AFFF FIREFIGHTING FOAM: THE COMPLETE GUIDE

AFFF Firefighting Foam: The Complete Guide

AFFF Firefighting Foam: The Complete Guide

Blog Article





AFFF represents “aqueous film-forming foam.” It is a type of Firefighting Foam that's most commonly utilized by firefighters to extinguish Class B and Class A fires. Class B fires are those who involve flammable liquids, such as for example gasoline, oil, or paint, while Class A fires are those that involve combustible materials, such as for instance wood or paper.

AFFF works by forming a slim layer of water at first glance of the burning liquid, which effectively smothers the fire and prevents it from spreading. Additionally, AFFF contains surfactants—substances that reduce the top tension of water—which help the water to spread easier and evenly over the surface of the liquid.

How AFFF Works
● Aqueous film-forming foam (AFFF) is a type of firefighting foam that is most commonly utilized by firefighters to extinguish Class B and Class A fires. Class A fires are those that involve combustible materials like wood or paper, while Class B fires involve flammable liquids like paint, oil, or gasoline.

● To know how AFFF works, it is first crucial that you know how fire works. Whenever a fire burns, it does so because three elements exist: oxygen, heat, and fuel. The oxygen supplies the air essential for combustion, while the heat causes the fuel to ignite. Once ignited, the fuel begins to burn, releasing energy in the proper execution of heat and light.

● If one of these simple three elements is removed, the fire will go out. This is where AFFF comes in. When applied to a fire, AFFF forms a slim layer of water at first glance of the burning liquid. This effectively smothers the fire and prevents it from spreading. Surfactants, which lower water's surface tension, are another ingredient in AFFF. They allow it to be easier and more uniform for water to spread across a liquid's surface.

● Surfactants are especially important when fighting fires involving liquids with high surface tensions, such as diesel fuel or crude oil. Without surfactants, these kind of liquids would repel water, which makes it difficult for firefighters to extinguish them.
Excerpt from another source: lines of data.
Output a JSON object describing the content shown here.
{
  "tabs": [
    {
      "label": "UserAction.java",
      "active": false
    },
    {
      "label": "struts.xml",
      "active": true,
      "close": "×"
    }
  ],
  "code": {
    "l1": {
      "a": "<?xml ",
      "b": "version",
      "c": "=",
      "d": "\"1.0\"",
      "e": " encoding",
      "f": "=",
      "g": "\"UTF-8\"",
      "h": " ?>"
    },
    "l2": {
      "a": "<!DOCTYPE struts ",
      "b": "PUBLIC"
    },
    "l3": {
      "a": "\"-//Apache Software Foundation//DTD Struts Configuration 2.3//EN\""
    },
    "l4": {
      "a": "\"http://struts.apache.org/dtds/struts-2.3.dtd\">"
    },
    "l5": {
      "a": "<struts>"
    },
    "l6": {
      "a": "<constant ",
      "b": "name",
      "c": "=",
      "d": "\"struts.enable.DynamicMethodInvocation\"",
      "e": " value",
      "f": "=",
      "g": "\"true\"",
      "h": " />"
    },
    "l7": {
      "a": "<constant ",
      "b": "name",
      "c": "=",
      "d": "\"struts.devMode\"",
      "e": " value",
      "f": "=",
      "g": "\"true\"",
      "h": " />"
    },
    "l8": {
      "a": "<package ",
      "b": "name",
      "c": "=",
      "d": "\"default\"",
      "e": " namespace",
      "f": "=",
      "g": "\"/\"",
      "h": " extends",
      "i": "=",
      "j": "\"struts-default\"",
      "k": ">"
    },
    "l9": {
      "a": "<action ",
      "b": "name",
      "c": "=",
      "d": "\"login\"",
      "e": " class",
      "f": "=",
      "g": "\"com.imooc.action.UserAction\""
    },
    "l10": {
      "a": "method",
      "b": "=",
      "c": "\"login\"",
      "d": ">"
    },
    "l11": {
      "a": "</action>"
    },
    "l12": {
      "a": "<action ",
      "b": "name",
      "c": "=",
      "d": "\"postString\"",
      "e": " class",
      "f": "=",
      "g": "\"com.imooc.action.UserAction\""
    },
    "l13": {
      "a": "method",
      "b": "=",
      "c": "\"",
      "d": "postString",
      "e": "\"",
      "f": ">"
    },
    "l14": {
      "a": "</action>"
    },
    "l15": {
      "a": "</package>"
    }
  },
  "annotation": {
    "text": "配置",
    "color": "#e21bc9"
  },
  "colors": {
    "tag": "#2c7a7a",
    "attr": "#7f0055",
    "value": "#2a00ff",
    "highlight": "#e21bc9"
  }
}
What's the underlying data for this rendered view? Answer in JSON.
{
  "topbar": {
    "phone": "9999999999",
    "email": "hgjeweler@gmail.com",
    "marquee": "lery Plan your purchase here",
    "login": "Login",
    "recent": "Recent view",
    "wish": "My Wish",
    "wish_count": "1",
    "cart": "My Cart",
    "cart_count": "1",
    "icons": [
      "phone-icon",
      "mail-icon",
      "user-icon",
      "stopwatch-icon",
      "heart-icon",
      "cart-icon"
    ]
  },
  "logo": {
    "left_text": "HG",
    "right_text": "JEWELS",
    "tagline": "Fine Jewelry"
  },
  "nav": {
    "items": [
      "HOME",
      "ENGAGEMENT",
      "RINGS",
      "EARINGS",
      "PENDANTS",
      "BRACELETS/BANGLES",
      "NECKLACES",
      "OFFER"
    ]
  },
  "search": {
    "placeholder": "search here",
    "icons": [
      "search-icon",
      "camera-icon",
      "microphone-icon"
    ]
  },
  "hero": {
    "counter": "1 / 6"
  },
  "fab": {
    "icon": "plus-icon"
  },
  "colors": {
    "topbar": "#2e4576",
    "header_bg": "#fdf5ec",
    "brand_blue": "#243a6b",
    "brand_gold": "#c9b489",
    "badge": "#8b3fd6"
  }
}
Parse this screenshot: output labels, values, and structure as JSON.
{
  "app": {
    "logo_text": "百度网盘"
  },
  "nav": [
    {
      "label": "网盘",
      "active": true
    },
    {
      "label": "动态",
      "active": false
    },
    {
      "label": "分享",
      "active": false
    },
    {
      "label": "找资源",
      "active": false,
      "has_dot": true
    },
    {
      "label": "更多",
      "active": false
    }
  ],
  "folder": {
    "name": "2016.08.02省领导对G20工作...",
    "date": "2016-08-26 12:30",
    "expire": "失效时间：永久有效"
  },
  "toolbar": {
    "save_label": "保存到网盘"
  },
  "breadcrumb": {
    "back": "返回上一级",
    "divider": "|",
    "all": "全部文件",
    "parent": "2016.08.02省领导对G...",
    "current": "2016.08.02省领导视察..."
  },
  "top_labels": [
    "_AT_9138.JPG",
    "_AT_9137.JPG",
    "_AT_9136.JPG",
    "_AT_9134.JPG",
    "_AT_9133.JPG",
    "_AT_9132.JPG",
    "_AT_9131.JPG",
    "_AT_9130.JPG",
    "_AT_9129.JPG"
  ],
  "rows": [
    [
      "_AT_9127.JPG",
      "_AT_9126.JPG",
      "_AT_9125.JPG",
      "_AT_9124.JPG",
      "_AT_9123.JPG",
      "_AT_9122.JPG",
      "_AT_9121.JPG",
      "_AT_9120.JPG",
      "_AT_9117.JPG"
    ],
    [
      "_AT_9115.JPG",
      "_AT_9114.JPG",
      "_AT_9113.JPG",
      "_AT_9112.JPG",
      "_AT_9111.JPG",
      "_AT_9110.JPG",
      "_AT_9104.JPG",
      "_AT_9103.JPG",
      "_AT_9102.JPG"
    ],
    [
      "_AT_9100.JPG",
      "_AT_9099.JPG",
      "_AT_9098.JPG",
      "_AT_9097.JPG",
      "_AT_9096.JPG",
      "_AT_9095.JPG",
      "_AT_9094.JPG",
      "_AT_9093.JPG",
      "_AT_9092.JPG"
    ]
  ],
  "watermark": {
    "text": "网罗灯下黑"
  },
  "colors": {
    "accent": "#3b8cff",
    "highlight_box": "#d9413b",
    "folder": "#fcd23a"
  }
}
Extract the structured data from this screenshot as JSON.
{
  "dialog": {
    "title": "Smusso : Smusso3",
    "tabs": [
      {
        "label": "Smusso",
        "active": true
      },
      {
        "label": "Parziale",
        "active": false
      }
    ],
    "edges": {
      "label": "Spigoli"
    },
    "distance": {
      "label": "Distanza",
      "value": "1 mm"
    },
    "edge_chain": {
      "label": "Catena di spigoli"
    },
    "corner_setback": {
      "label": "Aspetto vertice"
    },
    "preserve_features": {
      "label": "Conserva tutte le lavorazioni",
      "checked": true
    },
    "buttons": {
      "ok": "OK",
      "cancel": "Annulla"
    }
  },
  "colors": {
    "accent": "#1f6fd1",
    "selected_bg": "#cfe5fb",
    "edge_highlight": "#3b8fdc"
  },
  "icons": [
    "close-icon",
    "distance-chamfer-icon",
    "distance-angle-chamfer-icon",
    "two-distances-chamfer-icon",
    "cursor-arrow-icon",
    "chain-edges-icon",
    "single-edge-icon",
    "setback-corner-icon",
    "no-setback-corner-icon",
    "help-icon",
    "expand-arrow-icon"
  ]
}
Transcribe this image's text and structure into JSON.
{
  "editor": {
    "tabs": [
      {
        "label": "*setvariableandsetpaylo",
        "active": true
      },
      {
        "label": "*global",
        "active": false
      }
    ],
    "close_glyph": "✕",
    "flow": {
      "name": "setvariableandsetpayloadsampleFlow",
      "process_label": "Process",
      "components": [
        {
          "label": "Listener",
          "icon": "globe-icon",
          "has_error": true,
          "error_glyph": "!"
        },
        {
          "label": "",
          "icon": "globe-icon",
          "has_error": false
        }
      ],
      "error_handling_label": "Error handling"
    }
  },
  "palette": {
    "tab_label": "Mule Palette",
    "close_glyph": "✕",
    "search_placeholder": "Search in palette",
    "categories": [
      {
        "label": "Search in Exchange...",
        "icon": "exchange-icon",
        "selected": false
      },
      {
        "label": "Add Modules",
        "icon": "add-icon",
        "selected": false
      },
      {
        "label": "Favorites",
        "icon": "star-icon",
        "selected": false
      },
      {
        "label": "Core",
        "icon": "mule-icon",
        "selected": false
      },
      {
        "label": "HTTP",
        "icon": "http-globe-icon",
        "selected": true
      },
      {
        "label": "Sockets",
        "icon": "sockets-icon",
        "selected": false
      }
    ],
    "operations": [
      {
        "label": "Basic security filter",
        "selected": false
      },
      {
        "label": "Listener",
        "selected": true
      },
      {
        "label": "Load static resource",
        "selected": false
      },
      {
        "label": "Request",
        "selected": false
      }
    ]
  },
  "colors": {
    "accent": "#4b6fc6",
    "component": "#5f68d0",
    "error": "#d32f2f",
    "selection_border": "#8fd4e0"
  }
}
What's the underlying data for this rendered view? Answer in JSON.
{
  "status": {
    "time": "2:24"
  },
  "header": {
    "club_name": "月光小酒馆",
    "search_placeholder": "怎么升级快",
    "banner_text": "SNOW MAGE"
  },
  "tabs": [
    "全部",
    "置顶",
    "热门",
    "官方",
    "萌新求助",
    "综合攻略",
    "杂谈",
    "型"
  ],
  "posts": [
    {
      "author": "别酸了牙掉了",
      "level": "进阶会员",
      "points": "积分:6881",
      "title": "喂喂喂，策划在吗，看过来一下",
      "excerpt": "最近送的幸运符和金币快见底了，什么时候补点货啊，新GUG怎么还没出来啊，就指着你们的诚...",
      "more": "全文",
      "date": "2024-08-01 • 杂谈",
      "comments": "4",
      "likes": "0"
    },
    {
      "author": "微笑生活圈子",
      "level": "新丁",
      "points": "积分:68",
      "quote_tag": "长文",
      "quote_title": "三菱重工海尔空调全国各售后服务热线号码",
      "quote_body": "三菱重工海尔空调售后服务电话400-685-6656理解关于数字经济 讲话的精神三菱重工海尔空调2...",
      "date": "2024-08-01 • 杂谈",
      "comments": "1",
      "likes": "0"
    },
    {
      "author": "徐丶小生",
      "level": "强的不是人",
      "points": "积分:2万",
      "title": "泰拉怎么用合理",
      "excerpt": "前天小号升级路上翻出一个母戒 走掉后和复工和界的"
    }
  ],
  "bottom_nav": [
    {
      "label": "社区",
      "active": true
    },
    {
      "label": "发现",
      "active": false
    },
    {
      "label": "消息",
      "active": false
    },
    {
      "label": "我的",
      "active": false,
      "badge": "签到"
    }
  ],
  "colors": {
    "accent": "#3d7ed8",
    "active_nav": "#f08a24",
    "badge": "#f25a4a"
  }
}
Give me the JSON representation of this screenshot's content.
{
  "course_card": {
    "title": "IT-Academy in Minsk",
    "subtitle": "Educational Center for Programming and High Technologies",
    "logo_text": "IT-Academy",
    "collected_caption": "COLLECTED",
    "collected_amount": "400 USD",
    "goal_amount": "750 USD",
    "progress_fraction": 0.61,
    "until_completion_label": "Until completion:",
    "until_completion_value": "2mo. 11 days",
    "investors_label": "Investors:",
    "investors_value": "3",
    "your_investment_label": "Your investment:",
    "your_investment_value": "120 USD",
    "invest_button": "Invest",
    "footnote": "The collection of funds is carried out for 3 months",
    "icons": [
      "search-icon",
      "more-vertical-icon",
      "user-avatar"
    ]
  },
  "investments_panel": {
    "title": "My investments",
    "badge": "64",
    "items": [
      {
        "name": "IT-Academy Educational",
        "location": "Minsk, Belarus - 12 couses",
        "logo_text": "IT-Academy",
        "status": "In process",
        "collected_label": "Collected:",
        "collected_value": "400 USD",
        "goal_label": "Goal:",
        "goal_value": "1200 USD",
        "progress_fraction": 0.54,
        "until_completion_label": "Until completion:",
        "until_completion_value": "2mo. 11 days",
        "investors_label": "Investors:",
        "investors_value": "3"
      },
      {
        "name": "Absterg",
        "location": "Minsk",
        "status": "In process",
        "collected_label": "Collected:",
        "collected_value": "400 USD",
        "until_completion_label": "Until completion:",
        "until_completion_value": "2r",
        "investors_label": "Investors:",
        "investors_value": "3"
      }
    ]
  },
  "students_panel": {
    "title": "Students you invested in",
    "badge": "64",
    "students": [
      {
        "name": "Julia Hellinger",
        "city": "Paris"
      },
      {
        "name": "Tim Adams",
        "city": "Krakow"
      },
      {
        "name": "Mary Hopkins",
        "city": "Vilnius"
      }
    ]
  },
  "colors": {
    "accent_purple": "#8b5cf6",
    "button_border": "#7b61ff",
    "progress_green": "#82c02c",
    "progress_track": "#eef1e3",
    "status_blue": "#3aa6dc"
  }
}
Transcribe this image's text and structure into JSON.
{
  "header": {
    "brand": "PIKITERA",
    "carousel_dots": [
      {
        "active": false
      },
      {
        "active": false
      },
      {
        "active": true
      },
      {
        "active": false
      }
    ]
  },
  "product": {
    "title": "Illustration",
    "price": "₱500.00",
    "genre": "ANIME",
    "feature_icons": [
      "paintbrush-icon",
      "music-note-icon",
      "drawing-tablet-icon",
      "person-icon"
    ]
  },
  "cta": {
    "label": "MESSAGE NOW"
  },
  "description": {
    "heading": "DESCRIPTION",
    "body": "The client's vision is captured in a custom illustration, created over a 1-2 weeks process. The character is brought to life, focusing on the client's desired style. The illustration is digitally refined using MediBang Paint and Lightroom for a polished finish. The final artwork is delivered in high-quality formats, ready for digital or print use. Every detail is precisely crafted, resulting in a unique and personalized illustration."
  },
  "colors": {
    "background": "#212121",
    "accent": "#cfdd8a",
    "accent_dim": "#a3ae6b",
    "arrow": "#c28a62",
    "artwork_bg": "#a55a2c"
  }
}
AFFF Firefighting Foam Lawsuit
AFFF Firefighting foam lawsuit is a class action lawsuit that was filed in the United States District Court for the District of South Carolina. The product has been employed by the U.S. Military, along with many fire departments throughout the country.

● The primary allegations in the lawsuit are that the companies knew or should have known that the chemicals in AFFF firefighting foam were dangerous and caused health conditions, nevertheless they didn't warn the general public or take steps to get rid of the chemicals from the product.

● The chemicals at issue, in cases like this, are perfluorooctane sulfonate (PFOS) and perfluorooctanoic acid (PFOA).

● These chemicals have now been linked to cancer, along with, other health problems. The plaintiffs, in cases like this, are seeking compensatory and punitive damages. They are also seeking to really have the companies remove these chemicals from AFFF firefighting foam and other products.

Conclusion:
Aqueous film-forming foam (AFFF) is an essential tool in the fight against fires. By forming a thin layer of water at first glance of burning liquids, it effectively smothers flames and prevents them from spreading. Additionally, its surfactant content helps water to spread more evenly over surfaces with high surface tensions.


For more details check out Firefighting Foam.

Report this page